Faith in God and Humanity
“All around the world, people are trying to live their lives in love, peace—and unite our families, separate, lost and buried on foreign soil.”
Julek Plowy, 77, is a storyteller. He speaks of a painful past, the character of a nation affected by war, and the quest for knowledge about life.
In 1940, Soviet troops expelled Julek’s family from Poland, sending them to the infamous Gulag camps in Siberia, where they lived for 2.5 years. His mother was 7 months pregnant with him when they arrived. He was born in confinement, in squalid conditions. His father later died of typhoid.
In January 1943, the Bishops of the United States established War Relief Services, now known as Catholic Relief Services. CRS’ first project helped Polish refugees who were resettled in Santa Rosa, Mexico. Julek was one of those 1,500 refugees. With his mother and sister, he arrived on November 3, 1943.

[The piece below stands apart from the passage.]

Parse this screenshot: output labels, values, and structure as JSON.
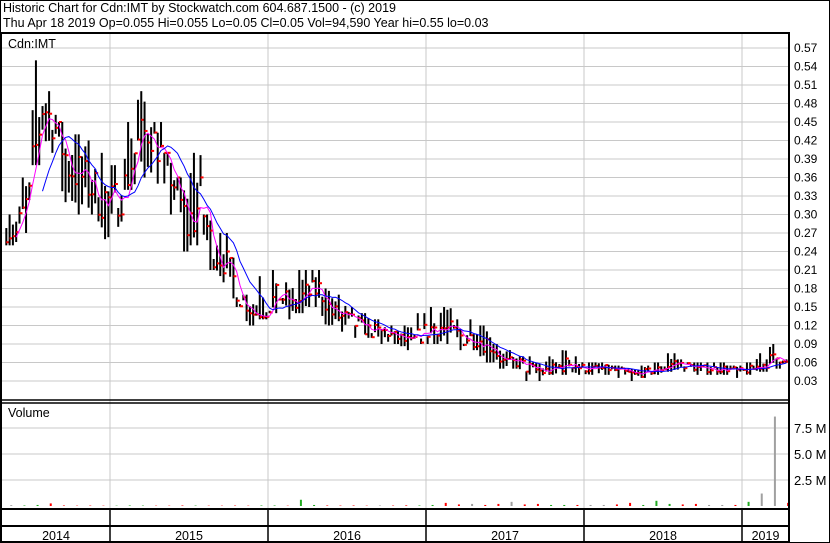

“Catholic Relief Services provided aid to us in many forms, such as clothing, food, education, toys, medical aid and also finances,” Julek says. “Beautiful dresses and other clothing collected in the United States were distributed to us. In many cases, it was too large for our emaciated bodies, but it was received with great appreciation. The refugees went to work remaking these precious pieces, donated with love.”
At times, the hatred, death and destruction families faced could test their faith in God and mankind. But Julek says this was ultimately met by love and generosity.
“Our hope and faith in God’s goodness was manifested by the effort on so many different fronts in our walk back to humanity, guided by Catholic Relief Services and their prayers,” Julek says. “The most important contribution to our family during our time in Santa Rosa was the full restoration of our faith in the goodness and love of God and humanity.”
Julek settled in the United States in 1947. He served in the Marine Corps and today lives in California. He has spent his life doing his part to preserve history.
“Many of us have never been embraced in the arms of our extended families. Many have never known our parents. So, some just live, and some write and some save what shreds of information we can find.”
Changing the Way
Though they are usually called orphanages, few of the children inside them are orphans. Around the world, 80 to 90% of the 8 million children living in institutions have a living parent. Most are there because their family cannot afford to care for them, or because a family is unable to give a child with a disability the necessary support.
The research is overwhelming: Time spent in an institution delays children’s mental, emotional and physical growth. That’s true of even the best of these institutions. The worst of them are rife with neglect and abuse. We know there is a better way—family care is always superior to an institution. The United States eliminated orphanages decades ago. We think the rest of the world should, too.
That’s why we are partnering with Lumos and Maestral International in the Changing the Way We Care campaign. With support from the MacArthur Foundation’s 100&Change contest, and other generous donors, this campaign will change attitudes. Funding that now goes to orphanages—from well-meaning men and women, from faith-based groups, from governments—will instead help families stay together.
Existing orphanages will be turned into family support centers. It’s a big challenge, because the “orphanage industry” is entrenched in many countries. But CRS is taking it on—because the futures of millions of children are at risk unless we change the way we care.
Read more about Changing the Way We Care.